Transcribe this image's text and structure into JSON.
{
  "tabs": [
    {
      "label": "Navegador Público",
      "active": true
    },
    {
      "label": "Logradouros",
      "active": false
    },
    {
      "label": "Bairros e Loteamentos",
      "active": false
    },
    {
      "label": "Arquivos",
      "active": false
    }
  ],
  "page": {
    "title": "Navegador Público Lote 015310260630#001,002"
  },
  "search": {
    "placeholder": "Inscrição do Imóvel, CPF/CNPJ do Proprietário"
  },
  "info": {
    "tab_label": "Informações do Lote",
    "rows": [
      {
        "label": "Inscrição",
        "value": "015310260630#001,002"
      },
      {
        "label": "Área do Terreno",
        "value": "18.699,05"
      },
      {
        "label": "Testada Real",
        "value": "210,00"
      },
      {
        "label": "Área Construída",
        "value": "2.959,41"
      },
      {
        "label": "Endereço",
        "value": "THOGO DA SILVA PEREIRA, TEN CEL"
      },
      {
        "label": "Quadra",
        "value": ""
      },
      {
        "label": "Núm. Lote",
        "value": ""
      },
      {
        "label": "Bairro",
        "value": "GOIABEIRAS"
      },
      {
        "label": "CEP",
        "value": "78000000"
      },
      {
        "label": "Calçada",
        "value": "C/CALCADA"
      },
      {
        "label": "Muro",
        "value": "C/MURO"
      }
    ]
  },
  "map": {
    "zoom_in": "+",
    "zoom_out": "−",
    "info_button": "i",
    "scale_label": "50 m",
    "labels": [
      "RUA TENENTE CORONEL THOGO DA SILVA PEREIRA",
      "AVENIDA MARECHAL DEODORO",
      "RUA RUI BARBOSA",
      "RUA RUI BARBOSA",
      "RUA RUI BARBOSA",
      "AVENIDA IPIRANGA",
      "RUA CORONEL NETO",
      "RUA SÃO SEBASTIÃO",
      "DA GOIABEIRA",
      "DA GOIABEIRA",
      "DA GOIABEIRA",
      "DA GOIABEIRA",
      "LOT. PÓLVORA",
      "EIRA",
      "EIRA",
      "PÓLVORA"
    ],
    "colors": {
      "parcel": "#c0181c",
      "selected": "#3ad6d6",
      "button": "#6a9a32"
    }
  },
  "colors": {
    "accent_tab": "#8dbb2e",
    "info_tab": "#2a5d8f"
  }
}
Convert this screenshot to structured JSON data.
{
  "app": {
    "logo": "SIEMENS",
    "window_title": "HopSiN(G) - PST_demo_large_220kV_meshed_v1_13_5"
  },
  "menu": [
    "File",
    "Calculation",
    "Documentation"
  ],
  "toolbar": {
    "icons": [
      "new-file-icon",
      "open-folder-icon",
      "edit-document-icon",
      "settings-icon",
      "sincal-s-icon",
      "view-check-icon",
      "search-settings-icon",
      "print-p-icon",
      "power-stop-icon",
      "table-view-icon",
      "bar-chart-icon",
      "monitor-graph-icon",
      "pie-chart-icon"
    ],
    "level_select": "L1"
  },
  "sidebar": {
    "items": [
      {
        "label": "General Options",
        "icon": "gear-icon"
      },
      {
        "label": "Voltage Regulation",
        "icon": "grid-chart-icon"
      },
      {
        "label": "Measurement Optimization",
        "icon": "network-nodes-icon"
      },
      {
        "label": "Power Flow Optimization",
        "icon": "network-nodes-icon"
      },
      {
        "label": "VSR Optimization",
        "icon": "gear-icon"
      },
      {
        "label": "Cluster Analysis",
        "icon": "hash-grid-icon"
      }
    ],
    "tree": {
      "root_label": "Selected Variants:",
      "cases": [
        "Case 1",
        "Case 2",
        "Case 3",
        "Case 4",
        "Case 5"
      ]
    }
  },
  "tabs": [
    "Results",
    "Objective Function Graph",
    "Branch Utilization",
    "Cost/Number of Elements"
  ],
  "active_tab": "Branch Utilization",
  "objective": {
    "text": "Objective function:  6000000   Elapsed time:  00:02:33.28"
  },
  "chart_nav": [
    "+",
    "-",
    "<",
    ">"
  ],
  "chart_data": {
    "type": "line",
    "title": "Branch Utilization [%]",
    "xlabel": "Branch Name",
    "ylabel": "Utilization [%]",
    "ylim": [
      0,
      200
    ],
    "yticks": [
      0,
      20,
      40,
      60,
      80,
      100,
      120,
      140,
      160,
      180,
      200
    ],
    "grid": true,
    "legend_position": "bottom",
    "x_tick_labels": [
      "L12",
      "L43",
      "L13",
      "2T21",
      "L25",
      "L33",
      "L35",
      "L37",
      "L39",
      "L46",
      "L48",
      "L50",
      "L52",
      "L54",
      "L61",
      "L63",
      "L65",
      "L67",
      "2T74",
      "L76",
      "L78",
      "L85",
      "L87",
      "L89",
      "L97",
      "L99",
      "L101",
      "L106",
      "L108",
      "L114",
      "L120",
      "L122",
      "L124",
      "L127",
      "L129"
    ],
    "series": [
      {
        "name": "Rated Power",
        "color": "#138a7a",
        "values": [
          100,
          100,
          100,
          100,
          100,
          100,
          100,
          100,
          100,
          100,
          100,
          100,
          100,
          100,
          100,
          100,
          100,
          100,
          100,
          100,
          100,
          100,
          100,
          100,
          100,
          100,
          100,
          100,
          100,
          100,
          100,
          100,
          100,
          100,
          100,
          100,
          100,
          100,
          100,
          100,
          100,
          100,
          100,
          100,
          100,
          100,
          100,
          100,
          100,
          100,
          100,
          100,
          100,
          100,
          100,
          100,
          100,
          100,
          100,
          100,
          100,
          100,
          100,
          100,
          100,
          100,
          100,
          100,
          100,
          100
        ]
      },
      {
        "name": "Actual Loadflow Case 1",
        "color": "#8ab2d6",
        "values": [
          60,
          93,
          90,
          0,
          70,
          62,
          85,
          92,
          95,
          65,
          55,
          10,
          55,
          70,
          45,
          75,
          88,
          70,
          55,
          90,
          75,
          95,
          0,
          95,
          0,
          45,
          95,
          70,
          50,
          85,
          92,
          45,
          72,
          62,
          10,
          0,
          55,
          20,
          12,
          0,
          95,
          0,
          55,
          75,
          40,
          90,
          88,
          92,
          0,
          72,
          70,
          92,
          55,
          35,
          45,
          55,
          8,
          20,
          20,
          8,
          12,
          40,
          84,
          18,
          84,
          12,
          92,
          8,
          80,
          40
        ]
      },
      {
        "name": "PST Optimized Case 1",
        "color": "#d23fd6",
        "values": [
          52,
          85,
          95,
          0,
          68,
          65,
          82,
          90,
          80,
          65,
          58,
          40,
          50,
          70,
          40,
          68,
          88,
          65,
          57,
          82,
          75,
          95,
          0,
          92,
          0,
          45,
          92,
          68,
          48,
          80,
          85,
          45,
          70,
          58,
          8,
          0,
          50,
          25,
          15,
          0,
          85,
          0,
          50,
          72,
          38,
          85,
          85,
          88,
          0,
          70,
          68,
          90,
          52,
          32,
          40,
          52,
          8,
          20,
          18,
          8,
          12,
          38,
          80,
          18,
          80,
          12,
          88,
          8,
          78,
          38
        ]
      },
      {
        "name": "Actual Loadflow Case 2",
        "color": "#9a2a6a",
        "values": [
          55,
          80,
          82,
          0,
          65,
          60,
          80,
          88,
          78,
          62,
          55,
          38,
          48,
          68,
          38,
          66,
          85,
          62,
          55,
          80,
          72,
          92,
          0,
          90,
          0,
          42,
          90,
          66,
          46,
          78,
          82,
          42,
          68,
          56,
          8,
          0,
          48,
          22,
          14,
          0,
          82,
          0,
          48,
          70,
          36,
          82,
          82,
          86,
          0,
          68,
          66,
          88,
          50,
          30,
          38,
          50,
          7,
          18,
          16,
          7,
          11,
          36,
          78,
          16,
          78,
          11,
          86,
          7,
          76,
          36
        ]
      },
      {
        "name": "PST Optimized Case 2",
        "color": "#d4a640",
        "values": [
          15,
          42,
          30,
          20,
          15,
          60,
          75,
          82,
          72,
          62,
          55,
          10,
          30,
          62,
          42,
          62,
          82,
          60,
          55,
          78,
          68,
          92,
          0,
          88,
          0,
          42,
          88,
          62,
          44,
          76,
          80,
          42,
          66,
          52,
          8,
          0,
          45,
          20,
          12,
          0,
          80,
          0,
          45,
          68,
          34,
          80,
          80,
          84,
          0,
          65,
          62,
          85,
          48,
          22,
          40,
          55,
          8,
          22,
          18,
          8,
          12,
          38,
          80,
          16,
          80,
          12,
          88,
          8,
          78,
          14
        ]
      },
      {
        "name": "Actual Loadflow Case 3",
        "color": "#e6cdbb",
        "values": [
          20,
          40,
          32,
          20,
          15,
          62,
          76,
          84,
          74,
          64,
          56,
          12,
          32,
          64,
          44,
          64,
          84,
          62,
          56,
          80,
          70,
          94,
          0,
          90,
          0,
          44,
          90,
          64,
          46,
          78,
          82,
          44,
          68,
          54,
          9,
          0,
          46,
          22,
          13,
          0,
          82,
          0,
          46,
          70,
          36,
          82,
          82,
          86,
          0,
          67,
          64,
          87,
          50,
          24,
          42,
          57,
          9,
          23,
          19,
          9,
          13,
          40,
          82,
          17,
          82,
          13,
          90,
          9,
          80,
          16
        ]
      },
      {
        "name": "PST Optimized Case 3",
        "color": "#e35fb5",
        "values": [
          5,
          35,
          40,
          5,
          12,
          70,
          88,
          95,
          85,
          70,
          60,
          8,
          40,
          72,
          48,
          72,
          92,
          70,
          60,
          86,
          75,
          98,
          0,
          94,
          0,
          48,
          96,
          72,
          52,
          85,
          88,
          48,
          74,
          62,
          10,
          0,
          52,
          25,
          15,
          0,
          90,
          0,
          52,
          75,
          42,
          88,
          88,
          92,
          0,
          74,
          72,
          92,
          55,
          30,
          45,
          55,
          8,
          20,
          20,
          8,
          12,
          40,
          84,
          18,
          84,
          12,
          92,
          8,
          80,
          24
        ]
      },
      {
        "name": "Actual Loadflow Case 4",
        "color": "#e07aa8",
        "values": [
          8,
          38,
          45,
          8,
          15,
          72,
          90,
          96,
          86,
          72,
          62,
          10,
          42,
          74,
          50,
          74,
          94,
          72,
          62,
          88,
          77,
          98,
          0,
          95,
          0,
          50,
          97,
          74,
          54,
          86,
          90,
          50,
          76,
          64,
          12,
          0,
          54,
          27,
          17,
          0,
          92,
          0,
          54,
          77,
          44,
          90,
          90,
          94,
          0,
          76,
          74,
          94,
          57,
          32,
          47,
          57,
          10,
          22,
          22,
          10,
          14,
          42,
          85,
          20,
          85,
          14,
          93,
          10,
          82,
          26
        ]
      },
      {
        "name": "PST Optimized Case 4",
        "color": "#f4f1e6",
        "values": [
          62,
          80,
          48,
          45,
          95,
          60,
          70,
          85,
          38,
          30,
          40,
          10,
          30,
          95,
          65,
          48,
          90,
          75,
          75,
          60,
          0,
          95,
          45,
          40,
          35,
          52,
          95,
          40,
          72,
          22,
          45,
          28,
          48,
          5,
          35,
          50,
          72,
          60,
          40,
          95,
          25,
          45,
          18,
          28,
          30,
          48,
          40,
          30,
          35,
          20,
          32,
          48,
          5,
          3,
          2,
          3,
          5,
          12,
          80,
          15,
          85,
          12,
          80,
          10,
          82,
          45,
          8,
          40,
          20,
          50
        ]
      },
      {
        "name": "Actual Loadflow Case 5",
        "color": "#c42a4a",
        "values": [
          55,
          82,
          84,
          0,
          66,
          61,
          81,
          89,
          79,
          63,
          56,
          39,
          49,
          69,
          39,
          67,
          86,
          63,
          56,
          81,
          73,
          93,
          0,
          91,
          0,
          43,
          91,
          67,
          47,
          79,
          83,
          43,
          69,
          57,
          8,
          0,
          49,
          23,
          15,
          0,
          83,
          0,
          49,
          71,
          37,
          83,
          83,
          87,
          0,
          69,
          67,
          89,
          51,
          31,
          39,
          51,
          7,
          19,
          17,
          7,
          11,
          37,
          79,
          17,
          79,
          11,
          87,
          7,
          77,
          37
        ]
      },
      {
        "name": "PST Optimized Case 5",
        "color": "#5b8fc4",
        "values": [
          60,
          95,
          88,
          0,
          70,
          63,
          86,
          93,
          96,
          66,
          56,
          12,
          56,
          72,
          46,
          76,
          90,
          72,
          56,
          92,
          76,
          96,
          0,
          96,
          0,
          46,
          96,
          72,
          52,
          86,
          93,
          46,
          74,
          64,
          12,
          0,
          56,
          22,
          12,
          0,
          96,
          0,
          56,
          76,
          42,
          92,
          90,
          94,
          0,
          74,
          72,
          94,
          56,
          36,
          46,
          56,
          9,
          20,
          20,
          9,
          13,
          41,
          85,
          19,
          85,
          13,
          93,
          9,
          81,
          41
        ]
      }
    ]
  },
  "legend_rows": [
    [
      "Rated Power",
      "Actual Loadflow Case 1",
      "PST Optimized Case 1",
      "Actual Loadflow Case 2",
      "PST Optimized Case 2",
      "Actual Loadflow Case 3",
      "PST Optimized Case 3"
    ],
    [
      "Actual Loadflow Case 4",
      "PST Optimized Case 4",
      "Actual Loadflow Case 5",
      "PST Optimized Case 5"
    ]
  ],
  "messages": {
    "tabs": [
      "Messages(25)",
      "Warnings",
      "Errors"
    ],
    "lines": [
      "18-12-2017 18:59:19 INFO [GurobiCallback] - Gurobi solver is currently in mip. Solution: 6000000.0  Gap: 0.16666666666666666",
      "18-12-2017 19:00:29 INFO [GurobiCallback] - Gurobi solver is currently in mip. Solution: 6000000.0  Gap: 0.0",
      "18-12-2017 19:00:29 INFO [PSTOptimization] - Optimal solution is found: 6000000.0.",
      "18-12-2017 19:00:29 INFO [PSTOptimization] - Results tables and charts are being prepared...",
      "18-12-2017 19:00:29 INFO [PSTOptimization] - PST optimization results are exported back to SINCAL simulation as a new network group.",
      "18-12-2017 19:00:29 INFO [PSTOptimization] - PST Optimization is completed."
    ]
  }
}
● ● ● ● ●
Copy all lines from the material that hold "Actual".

* Written response
        "name": "Actual Loadflow Case 1",
        "name": "Actual Loadflow Case 2",
        "name": "Actual Loadflow Case 3",
        "name": "Actual Loadflow Case 4",
        "name": "Actual Loadflow Case 5",
      "Actual Loadflow Case 1",
      "Actual Loadflow Case 2",
      "Actual Loadflow Case 3",
      "Actual Loadflow Case 4",
      "Actual Loadflow Case 5",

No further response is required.